February saw some considerable new apps, both in terms of new services like YouTube Kids and Sling TV, and in expanded tools like PhotoMath and Microsoft's first custom keyboard for Android. If you find it hard to see the tiny type on your new ultra-high-res phone, check out BIG Notifications. Below are our top seven picks from last month, along with some honorable mentions.
The folks over at YouTube have had a busy week after launching YouTube For Kids, and then turning on video trimming a few days later. To keep the ball rolling, the YouTube team shipped a brand new update to its primary app last night that finally enables stats for nerds. After examining the apk in a teardown, it turns out that there's also a big improvement to the upcoming audio swapping feature, and it seems there may even be some new search filters on the way.
Baby's first steps, carrying the cake out on grandma's birthday, receiving your diploma at the graduation ceremony. These are great moments you want to show off, but who wants to sit through 20 minutes of dad coaching his toddler to stand on two legs? Life happens in short bursts, but we start recording everything early, just so we don't miss the good stuff. YouTube has finally enabled video-trimming in the Android app so we can shave off that excess footage and turn those slow home movies into quick clips our friends will actually want to watch.
Google has officially opened up the toy chest and taken out YouTube Kids, its gift to parents all over the US. The app searches YouTube for the content that's appropriate for the little ones and dishes it out to them in an easily navigable interface that places less of an emphasis on search, keywords, and spelling.
Google has revealed their intention to roll out a new YouTube app just for kids, starting next week. It will be aptly named YouTube Kids and is geared towards those 10 years old or younger. Perhaps most interesting for non-children is that the app, at least initially, will be released exclusively on Android.
Image by USA Today
It features a fairly dumbed-down user interface that will leverage Google's voice recognition rather than rely on the spelling abilities of young children.
Sony's Live on YouTube app, which allows you to offer live streams from your Xperia handset, has updated to bring more devices into the fray. First off, sorry, but this is still Xperia-only and is likely to stay that way. The other key feature addition is the ability to broadcast in full HD when the camera and local upload speed allows it.
Google is reportedly experimenting with a new feature called YouTube Radio. According to Google Operating System, this addition will enable you to create a non-stop music station filled with music similar to what's currently playing. It's apparently only available to a limited number of users for the time being, but here's the pop up they're seeing.

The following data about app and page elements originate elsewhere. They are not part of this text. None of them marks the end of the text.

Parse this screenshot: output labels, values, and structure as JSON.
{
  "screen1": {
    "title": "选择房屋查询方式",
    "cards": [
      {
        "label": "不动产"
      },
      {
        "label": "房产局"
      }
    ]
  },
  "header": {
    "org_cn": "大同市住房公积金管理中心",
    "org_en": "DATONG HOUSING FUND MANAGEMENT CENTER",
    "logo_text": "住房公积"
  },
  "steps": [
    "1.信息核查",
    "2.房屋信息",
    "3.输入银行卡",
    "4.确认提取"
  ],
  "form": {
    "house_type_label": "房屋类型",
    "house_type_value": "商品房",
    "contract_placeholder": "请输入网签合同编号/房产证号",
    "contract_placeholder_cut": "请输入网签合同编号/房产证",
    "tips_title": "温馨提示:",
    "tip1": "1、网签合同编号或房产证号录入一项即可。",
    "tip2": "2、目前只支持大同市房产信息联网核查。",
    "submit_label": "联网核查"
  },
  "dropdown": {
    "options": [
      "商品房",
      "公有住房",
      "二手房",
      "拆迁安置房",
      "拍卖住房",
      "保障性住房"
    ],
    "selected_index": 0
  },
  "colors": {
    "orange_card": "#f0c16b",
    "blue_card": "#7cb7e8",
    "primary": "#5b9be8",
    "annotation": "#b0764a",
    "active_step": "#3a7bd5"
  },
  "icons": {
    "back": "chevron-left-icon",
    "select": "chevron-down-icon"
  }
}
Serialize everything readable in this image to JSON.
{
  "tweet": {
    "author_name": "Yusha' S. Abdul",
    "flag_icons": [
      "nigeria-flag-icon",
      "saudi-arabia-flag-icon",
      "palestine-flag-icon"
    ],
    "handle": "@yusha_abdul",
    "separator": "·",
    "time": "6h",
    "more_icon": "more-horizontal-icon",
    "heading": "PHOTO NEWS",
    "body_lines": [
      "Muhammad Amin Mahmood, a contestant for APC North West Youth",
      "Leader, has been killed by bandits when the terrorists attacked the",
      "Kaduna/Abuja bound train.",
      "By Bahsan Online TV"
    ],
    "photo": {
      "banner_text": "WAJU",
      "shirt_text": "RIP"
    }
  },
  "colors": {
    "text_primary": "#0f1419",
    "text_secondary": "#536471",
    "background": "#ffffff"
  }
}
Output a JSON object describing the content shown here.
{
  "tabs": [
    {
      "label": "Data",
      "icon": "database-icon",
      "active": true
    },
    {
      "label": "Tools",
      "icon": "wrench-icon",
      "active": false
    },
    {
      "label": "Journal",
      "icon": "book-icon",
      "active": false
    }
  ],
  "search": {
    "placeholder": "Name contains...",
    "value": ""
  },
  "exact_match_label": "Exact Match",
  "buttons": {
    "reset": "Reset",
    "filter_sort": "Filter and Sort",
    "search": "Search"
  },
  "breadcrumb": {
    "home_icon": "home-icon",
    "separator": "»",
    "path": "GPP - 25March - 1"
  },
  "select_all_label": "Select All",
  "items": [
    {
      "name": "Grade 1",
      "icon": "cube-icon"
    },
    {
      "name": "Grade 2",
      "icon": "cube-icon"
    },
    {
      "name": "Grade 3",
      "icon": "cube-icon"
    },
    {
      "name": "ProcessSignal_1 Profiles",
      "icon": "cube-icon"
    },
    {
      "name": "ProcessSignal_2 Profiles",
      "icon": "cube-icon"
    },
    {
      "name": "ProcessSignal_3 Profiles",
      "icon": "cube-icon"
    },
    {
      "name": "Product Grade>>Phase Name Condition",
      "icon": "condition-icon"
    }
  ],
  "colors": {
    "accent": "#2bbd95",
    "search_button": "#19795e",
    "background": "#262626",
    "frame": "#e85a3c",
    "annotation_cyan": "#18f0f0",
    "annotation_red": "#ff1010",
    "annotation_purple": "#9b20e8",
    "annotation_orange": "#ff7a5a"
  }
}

After creating a station, you can like, dislike, or dismiss videos in order to tailor the content to your liking.
In 2014, the US was shocked to see a flock of sea hawks fly in from the northwest and, despite normally preying on fish, completely devour a team of broncos from the Rockies. This year the birds are still on the offensive, but a group of patriots from New England have banded together to stop them. On Sunday, we will get to see the two sides do battle in a giant bowl.
YouTube has become a great place for indie musicians to get their work out to the public, and in a few cases, even make a little extra money with Google's automated Content ID music identifying and licensing service. That was all well and good, right up to the point where Google decided it would make its video site into a formal music service with YouTube Music Key. We heard of serious issues with the contract terms even before the service launched, but now one independent artist has spilled the beans on those terms, and how they've left her in a conundrum.